It would enable the taxpayer to make voluntary payments to HMRC (whether of calculated amounts, or other amounts chosen by the taxpayer) towards their overall liability, and to display information about amounts paid.
In selected business sectors where workers are engaged or rental income is received through intermediaries, the Individual Tax Account would be able, in time, to receive and display data from such third parties.
Second, the OTS or HMRC should explore and identify in more detail the sub-sectors of the economy where the majority of a taxpayer’s activity can involve third parties with sufficient information to support effective reporting. Possible examples are the taxi/private car hire market and the holiday lettings market.
They would need to consider the information it would be natural for such third parties to hold, and any additional information (such as national insurance numbers) that might need to be gathered to support effective and helpful reporting.
The OTS or HMRC should consider the extent to which it is usual for such intermediaries to handle money relating to the taxpayer. They should also address the key steps and timescales that would be involved in requiring them to report such information.
Third, the OTS or HMRC should explore in more detail which types of self-employed business or rental business would most benefit from being able to report data periodically and pay tax through an integrated Individual Tax Account.
They should ask what data individual taxpayers would need to be able to send to HMRC for this to work effectively (whether through MTD or in other ways), and the key steps and timescales that would be involved.
How perspectives change! Back in 2015 an HMRC leaflet ‘Making tax easier’ heralded “the end of the tax return”, promising that a modern, user-friendly tax system would reduce burdens for taxpayers.
Since then, many taxpayers have expressed concerns as they watched the concept of MTD transform from “making tax easier” to what many of them now see as heavy-handed and unforgiving mandatory digital reporting.
Based on surveys conducted by the OTS, 74% of self-employed taxpayers and 91% of private residential landlords did not believe that more regular reporting under ‘pay as you go’ would make budgeting for their tax bill easier.
Among respondees, only 42% of self-employed taxpayers and a mere 16% of landlords said that they would want to make tax payments throughout the year. There was deep mistrust at suggestions that tax payments might be managed by a third-party engager or bank.
It seems probable that, beyond the OTS question about which types of taxpayer “would most benefit from being able to report data periodically and pay tax through an integrated Individual Tax Account”, they will fear the spectre of further mandation following close behind.

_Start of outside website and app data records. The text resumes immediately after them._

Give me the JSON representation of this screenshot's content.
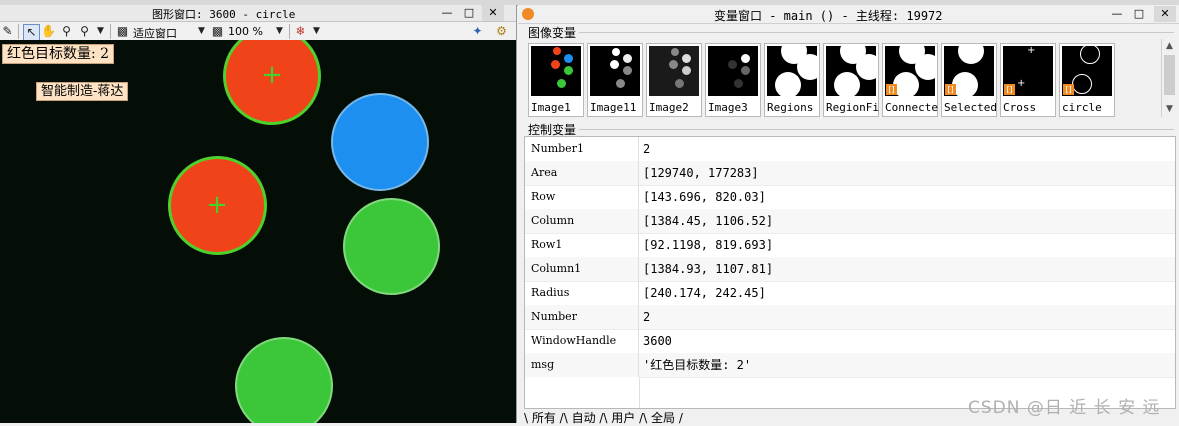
{
  "graphics_window": {
    "title": "图形窗口: 3600 - circle",
    "fit_window_label": "适应窗口",
    "zoom_level": "100 %",
    "overlay_text": {
      "count_message": "红色目标数量: 2",
      "author": "智能制造-蒋达"
    }
  },
  "variable_window": {
    "title": "变量窗口 - main () - 主线程: 19972",
    "iconic_section_label": "图像变量",
    "control_section_label": "控制变量",
    "iconic_variables": [
      {
        "name": "Image1",
        "icon": "color-image"
      },
      {
        "name": "Image11",
        "icon": "gray-image"
      },
      {
        "name": "Image2",
        "icon": "gray-image"
      },
      {
        "name": "Image3",
        "icon": "gray-image"
      },
      {
        "name": "Regions",
        "icon": "region"
      },
      {
        "name": "RegionFi",
        "icon": "region"
      },
      {
        "name": "Connecte",
        "icon": "region-array"
      },
      {
        "name": "Selected",
        "icon": "region-array"
      },
      {
        "name": "Cross",
        "icon": "region-array"
      },
      {
        "name": "circle",
        "icon": "region-array"
      }
    ],
    "control_variables": [
      {
        "name": "Number1",
        "value": "2"
      },
      {
        "name": "Area",
        "value": "[129740, 177283]"
      },
      {
        "name": "Row",
        "value": "[143.696, 820.03]"
      },
      {
        "name": "Column",
        "value": "[1384.45, 1106.52]"
      },
      {
        "name": "Row1",
        "value": "[92.1198, 819.693]"
      },
      {
        "name": "Column1",
        "value": "[1384.93, 1107.81]"
      },
      {
        "name": "Radius",
        "value": "[240.174, 242.45]"
      },
      {
        "name": "Number",
        "value": "2"
      },
      {
        "name": "WindowHandle",
        "value": "3600"
      },
      {
        "name": "msg",
        "value": "'红色目标数量: 2'"
      }
    ],
    "tabs": "\\ 所有 /\\ 自动 /\\ 用户 /\\ 全局 /"
  },
  "watermark": "CSDN @日 近 长 安 远",
  "colors": {
    "red_target": "#f0431a",
    "blue_target": "#1c8ff0",
    "green_target": "#3cc63a",
    "contour": "#42d22a",
    "accent": "#f08a24"
  }
}
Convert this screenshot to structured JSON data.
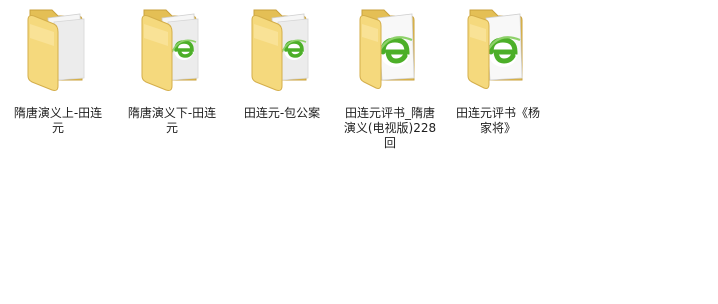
{
  "window": {
    "view": "large-icons"
  },
  "colors": {
    "background": "#ffffff",
    "folder_back": "#e6c45f",
    "folder_front": "#f7dd86",
    "paper": "#f4f4f4",
    "ie_green": "#4caf28",
    "label_text": "#1e1e1e"
  },
  "items": [
    {
      "icon": "folder-icon",
      "content": "blank-pages",
      "label_lines": [
        "隋唐演义上-田连",
        "元"
      ]
    },
    {
      "icon": "folder-icon",
      "content": "ie-document",
      "label_lines": [
        "隋唐演义下-田连",
        "元"
      ]
    },
    {
      "icon": "folder-icon",
      "content": "ie-document",
      "label_lines": [
        "田连元-包公案"
      ]
    },
    {
      "icon": "folder-icon",
      "content": "ie-document",
      "label_lines": [
        "田连元评书_隋唐",
        "演义(电视版)228",
        "回"
      ]
    },
    {
      "icon": "folder-icon",
      "content": "ie-document",
      "label_lines": [
        "田连元评书《杨",
        "家将》"
      ]
    }
  ]
}
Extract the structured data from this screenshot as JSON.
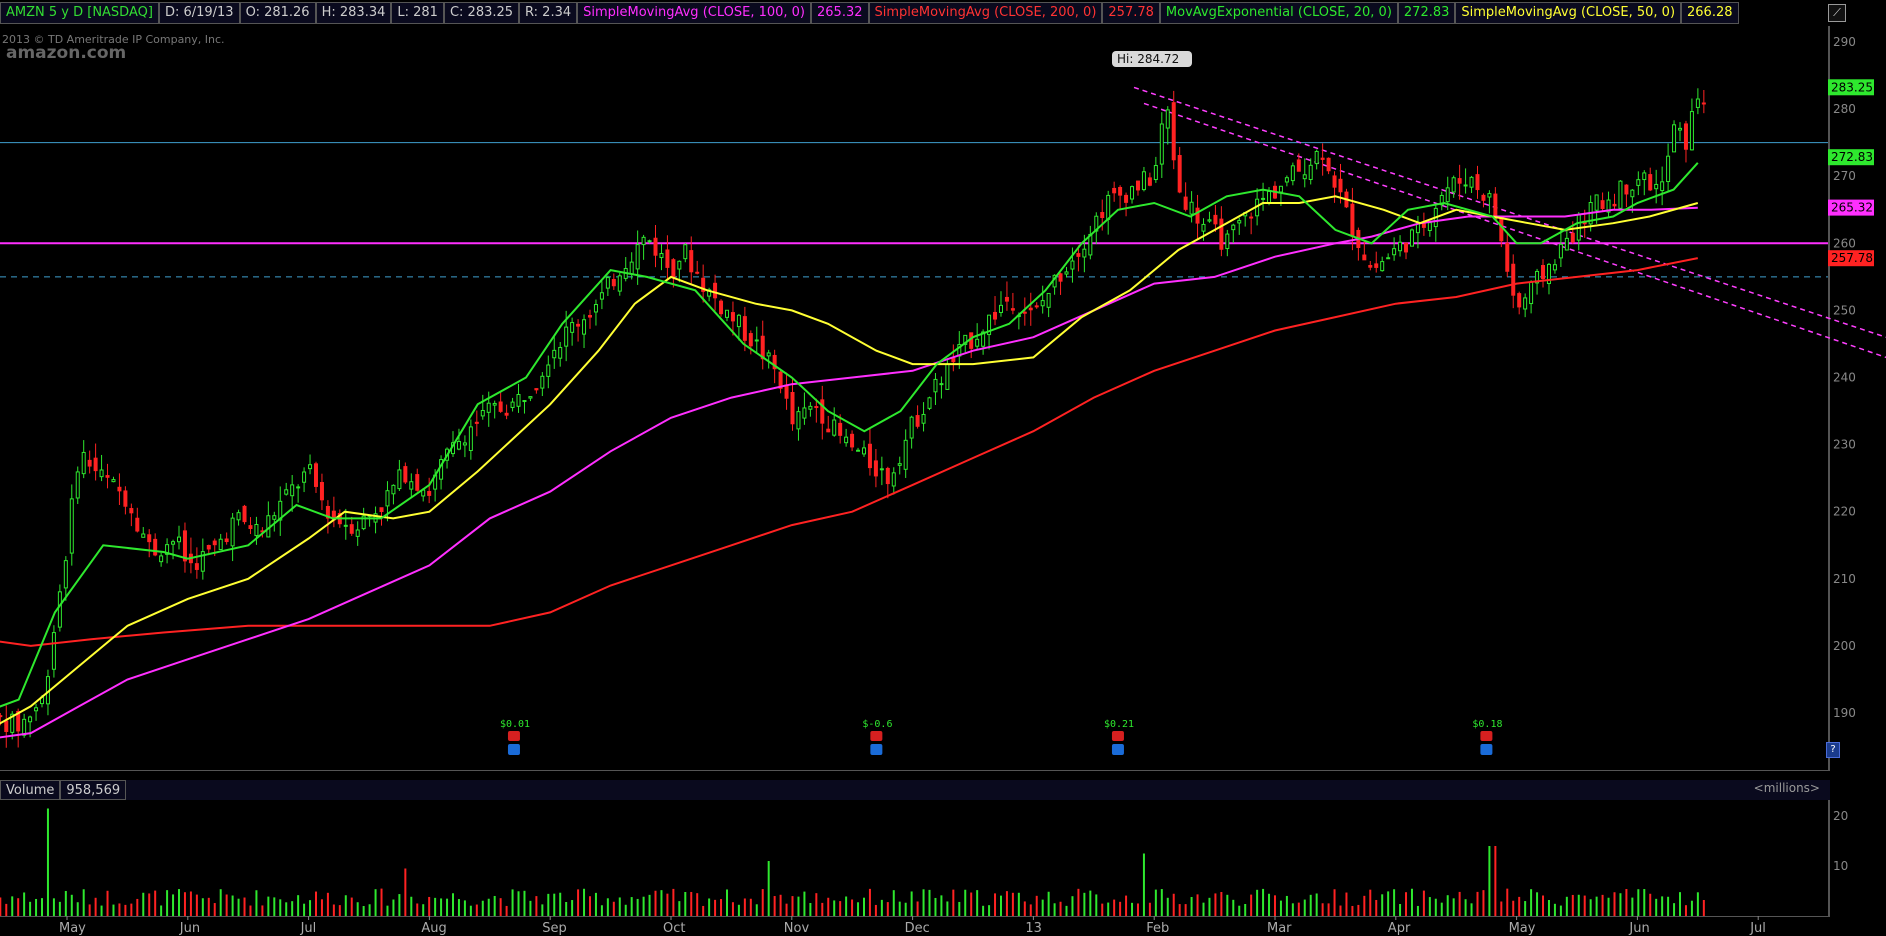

HMRC have never produced a convincing cost/benefit analysis to justify MTD. Feedback from ICAS members suggests that MTD, while not yet running flawlessly, is already bringing some intangible advantages by imposing strict new accounting disciplines.
Likewise, ‘voluntary pay as you go’ might well benefit some taxpayers. But such a regime, if it was compulsory, might also impose significant additional burdens on others forced unwillingly to submit periodic reports and make payments of tax through an Individual Tax Account.
This “fast-paced initial exploration” by the OTS seems to fall short of what is needed for such fundamental changes to tax reporting and payment. As a next step, HMRC should prepare a roadmap setting out what changes they have in mind and a likely timescale.
I agree with the ICAS key policy position that digital facilities should be accessible to all on the terms they want. Digital services should not be mandatory; alternative, non-digital channels should be available, adequately resourced by HMRC.
HMRC ought to ensure that digital services are so good that everyone wants to use them. ICAS members are well-placed to encourage and support their use where appropriate.
Article supplied by Taxing Words Ltd